— Instructions to follow —
Check every line below for the string "spring", and copy the lines that contain it.
────
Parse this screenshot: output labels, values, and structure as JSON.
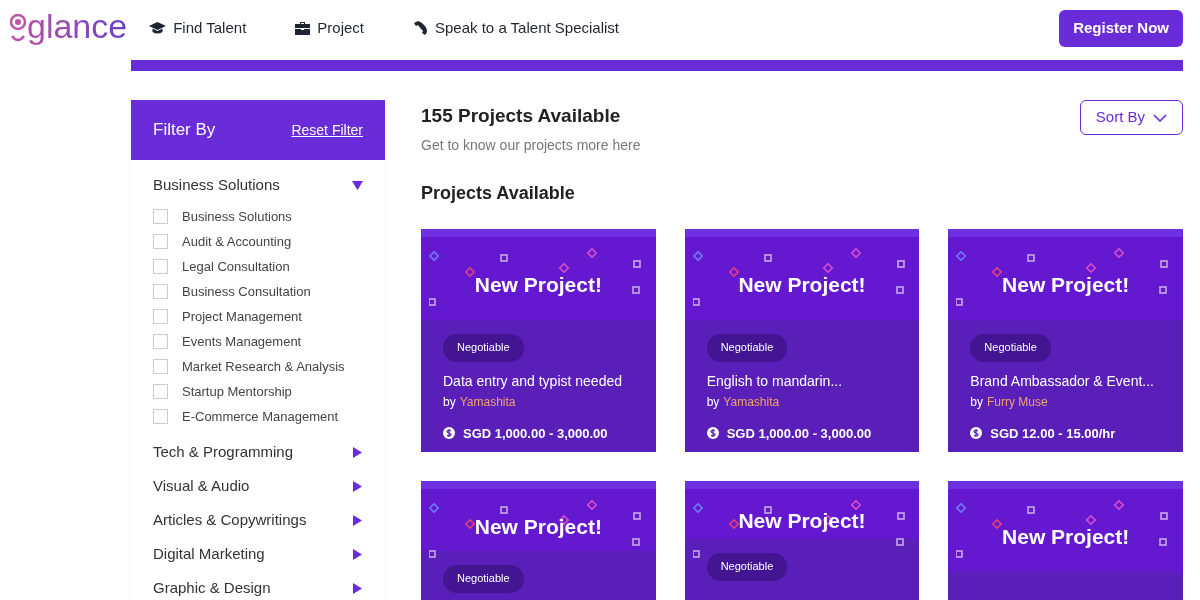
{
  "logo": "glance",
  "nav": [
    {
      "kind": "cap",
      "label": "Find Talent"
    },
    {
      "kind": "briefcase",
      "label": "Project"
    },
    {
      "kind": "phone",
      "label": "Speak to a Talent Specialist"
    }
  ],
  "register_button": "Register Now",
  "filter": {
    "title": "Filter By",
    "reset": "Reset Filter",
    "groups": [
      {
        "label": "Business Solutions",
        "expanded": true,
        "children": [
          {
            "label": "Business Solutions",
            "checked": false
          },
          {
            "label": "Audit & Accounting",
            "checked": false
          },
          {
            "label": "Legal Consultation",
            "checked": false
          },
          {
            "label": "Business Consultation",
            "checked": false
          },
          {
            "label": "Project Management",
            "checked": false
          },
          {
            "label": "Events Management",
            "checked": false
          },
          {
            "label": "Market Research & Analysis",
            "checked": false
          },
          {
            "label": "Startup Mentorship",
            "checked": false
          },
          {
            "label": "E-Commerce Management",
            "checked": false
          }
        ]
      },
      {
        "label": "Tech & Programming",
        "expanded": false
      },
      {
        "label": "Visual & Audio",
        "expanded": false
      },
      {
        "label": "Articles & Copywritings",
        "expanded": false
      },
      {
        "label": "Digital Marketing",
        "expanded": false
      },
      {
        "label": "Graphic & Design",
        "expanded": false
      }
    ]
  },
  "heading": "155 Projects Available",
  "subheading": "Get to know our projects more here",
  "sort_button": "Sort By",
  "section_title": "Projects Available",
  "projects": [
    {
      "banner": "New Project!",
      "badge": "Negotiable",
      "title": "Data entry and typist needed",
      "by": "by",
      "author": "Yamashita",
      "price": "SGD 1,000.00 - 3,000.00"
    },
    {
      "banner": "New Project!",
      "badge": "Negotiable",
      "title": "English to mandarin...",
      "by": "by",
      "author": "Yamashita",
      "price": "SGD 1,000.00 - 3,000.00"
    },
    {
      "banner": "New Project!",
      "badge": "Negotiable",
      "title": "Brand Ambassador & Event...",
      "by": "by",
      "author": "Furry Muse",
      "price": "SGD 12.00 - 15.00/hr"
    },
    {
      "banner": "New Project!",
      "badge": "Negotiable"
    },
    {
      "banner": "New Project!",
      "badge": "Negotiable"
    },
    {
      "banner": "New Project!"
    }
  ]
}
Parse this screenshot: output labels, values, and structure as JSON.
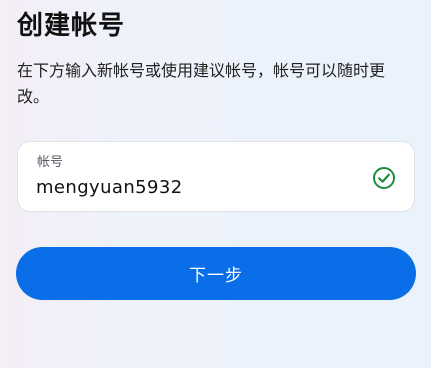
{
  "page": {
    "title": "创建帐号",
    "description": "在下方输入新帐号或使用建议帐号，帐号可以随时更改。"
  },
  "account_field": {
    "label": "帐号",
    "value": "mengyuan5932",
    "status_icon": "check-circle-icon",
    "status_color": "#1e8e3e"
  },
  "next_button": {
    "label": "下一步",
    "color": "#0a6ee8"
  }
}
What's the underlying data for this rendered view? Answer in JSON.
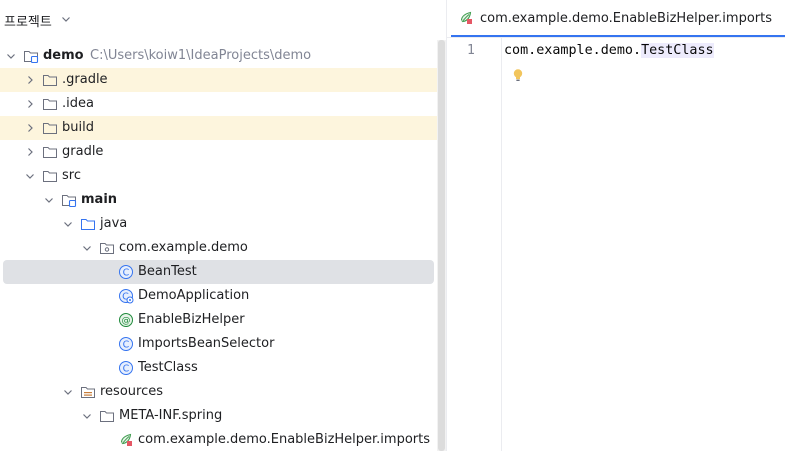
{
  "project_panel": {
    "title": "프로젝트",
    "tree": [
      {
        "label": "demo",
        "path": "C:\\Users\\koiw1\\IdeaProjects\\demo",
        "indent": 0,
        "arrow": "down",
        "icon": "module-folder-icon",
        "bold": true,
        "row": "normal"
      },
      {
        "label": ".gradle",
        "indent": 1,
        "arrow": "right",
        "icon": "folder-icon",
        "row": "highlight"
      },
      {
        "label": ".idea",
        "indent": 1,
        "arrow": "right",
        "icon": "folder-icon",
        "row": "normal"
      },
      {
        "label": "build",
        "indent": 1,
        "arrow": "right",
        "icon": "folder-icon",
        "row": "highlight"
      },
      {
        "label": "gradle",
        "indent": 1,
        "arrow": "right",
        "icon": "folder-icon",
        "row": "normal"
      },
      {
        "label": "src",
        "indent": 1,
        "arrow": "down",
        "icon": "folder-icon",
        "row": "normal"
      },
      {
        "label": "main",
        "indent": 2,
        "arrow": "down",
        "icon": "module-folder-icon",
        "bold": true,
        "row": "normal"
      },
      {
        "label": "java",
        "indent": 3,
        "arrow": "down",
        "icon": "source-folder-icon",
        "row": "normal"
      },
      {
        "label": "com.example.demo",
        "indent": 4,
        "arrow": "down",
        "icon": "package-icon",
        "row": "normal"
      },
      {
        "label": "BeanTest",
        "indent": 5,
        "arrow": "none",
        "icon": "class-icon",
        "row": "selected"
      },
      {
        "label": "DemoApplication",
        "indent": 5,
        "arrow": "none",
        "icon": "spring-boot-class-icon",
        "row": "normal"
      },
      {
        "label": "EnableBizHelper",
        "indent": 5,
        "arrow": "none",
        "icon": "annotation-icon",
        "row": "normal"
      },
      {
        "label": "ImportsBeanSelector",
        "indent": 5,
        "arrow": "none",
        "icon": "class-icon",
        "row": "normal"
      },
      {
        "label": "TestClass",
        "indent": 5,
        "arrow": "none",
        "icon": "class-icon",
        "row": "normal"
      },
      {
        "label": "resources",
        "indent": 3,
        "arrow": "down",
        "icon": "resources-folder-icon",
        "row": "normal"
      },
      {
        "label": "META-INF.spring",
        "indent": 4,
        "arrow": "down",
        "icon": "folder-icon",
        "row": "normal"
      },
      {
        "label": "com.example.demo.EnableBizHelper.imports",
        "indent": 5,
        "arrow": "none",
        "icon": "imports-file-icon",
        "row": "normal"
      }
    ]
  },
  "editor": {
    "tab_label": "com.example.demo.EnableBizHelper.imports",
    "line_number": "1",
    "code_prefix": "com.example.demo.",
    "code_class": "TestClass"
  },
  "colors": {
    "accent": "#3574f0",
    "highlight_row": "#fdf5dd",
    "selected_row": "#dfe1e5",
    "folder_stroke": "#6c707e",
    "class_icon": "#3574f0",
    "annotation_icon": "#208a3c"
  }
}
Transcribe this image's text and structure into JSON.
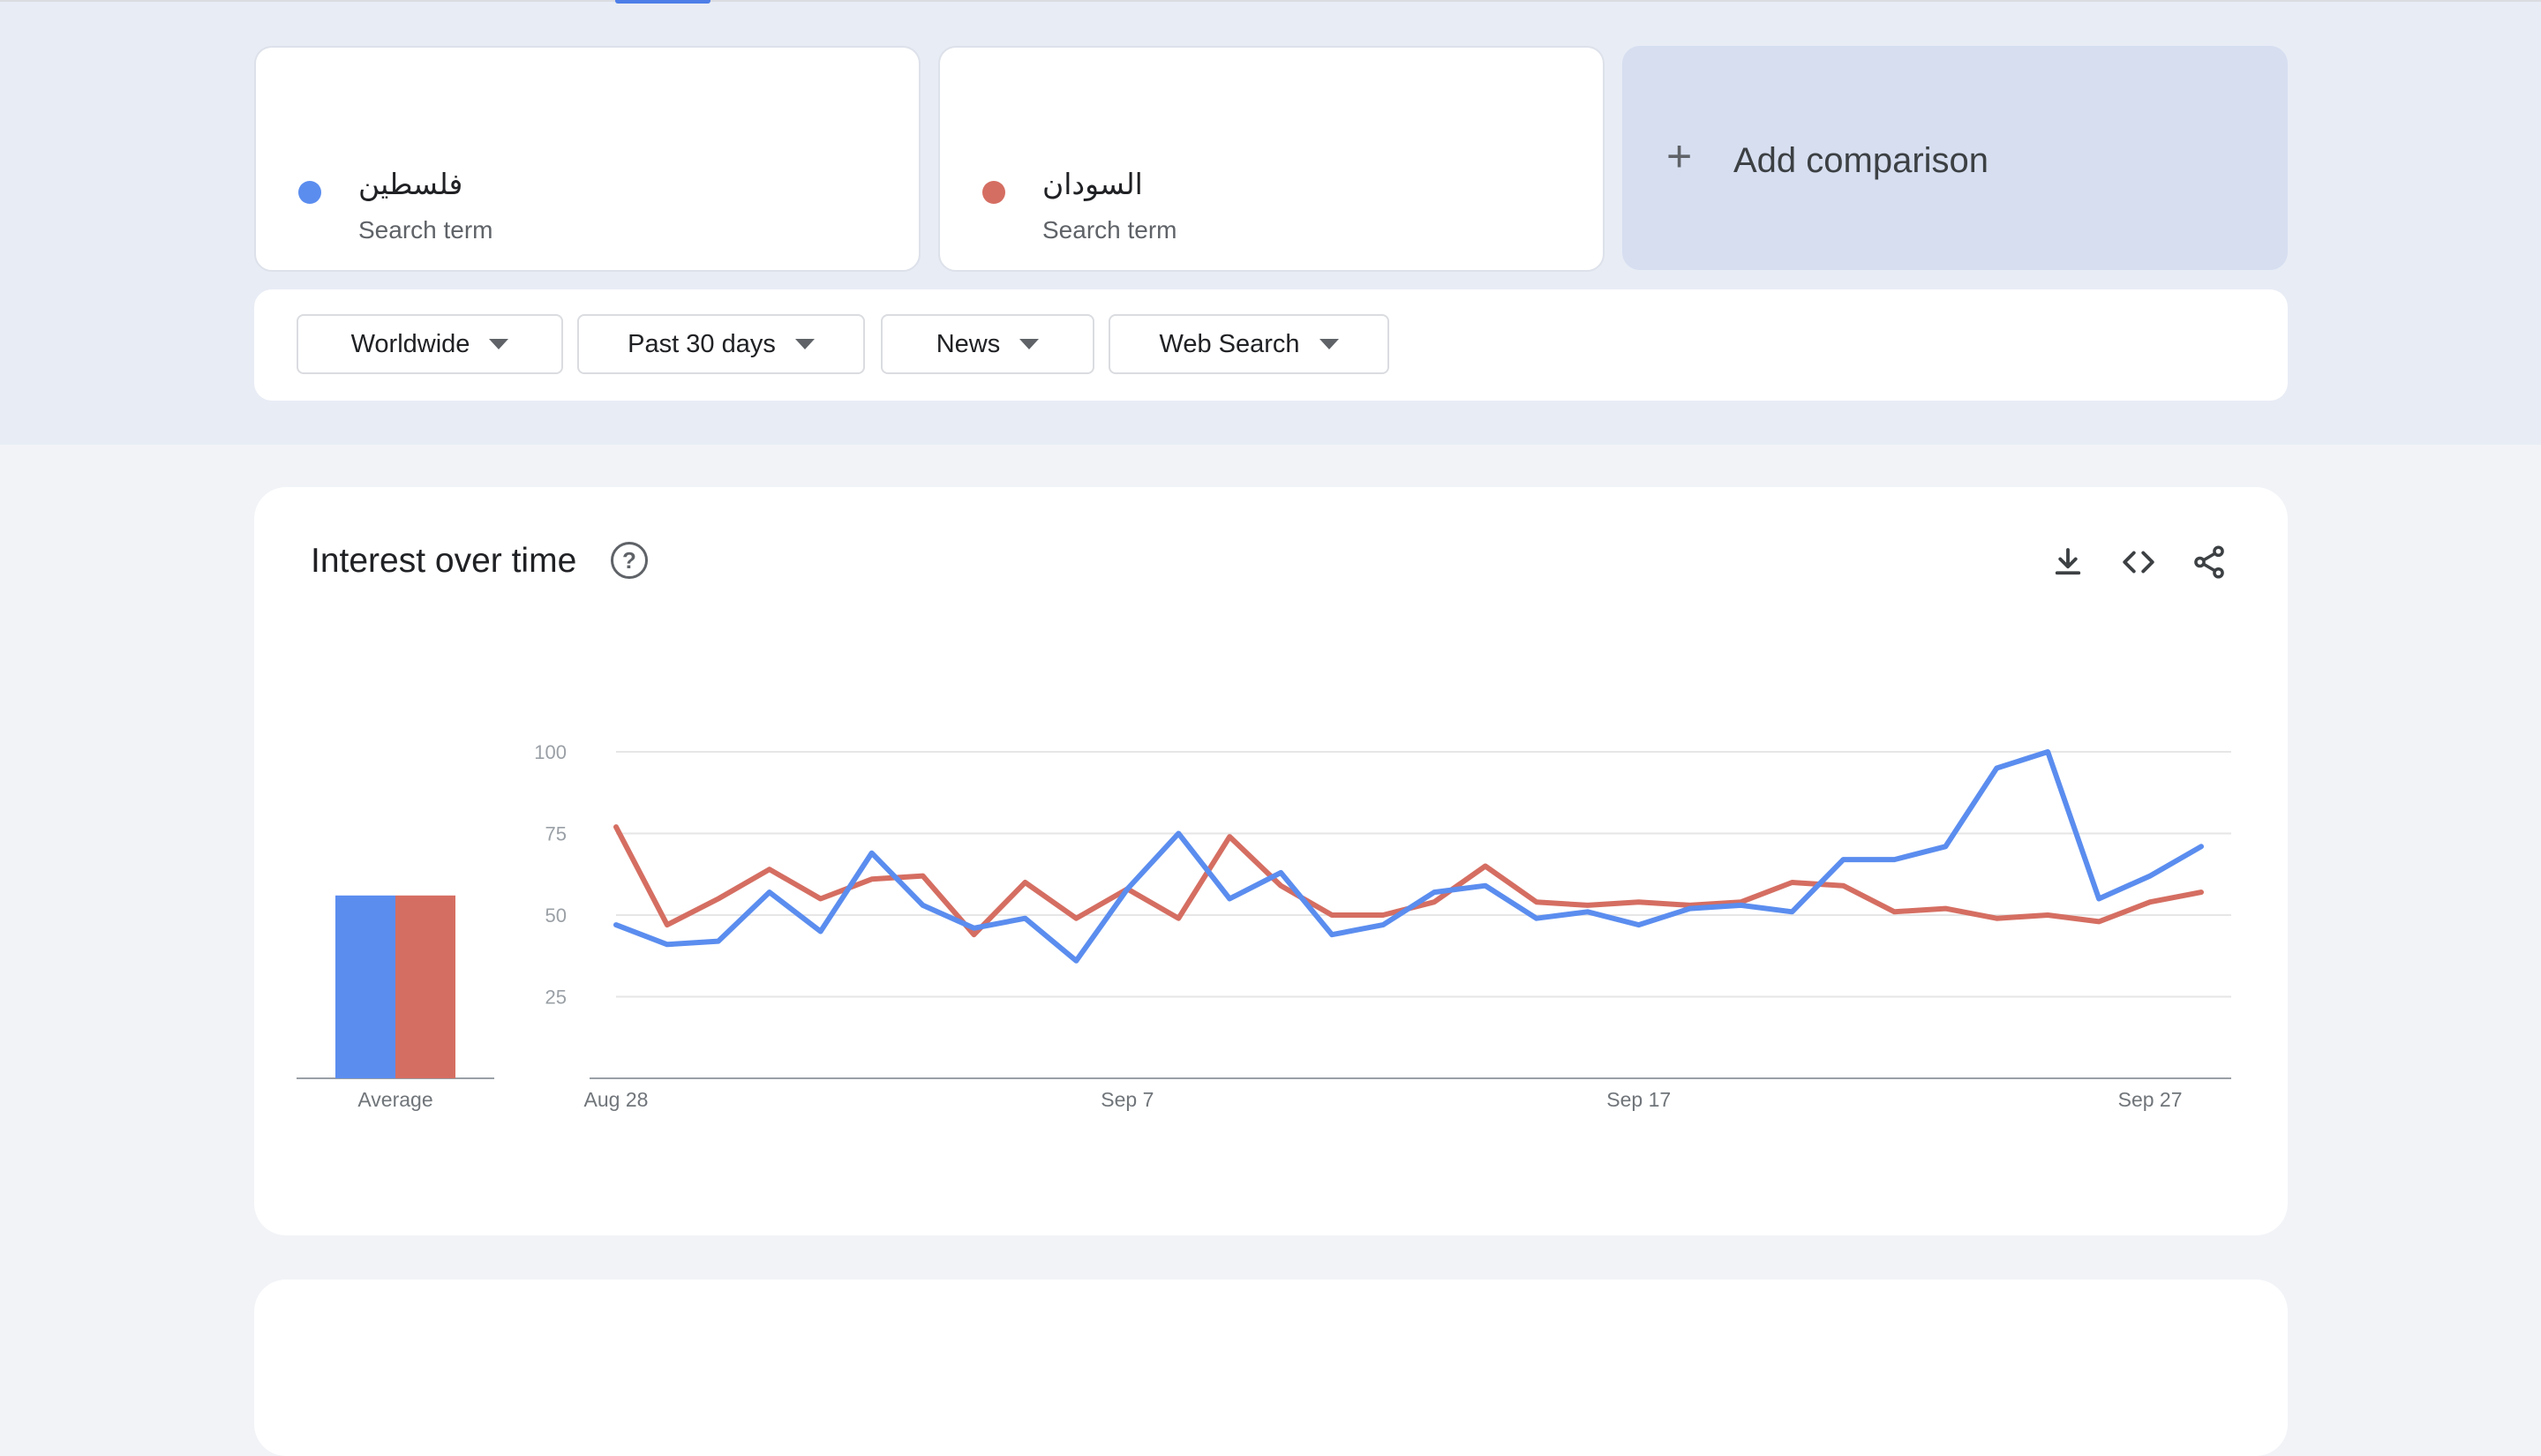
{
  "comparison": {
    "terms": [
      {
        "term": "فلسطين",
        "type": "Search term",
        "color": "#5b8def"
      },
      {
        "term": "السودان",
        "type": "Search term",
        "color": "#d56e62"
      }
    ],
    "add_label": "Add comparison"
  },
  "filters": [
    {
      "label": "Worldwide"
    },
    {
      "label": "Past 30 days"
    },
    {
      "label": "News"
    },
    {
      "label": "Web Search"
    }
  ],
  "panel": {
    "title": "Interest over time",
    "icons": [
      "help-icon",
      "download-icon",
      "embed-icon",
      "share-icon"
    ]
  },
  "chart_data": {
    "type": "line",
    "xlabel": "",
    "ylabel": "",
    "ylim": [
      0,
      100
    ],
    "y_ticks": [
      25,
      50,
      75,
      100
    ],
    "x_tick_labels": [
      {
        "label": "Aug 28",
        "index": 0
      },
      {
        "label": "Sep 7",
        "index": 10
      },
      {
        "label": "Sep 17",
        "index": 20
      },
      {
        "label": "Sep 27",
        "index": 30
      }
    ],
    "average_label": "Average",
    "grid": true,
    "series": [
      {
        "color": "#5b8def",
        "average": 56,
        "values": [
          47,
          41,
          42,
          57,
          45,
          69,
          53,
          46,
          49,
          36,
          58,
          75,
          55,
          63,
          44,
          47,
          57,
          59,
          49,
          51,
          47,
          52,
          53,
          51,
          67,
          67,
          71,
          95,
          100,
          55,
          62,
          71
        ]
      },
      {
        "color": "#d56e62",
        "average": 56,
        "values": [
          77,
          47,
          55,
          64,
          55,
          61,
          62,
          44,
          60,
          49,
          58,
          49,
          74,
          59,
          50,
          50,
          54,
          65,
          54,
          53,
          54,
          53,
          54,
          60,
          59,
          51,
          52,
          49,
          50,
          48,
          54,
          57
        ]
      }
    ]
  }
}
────
— Response to the task —
        "icon": "spring-boot-class-icon",
        "label": "META-INF.spring",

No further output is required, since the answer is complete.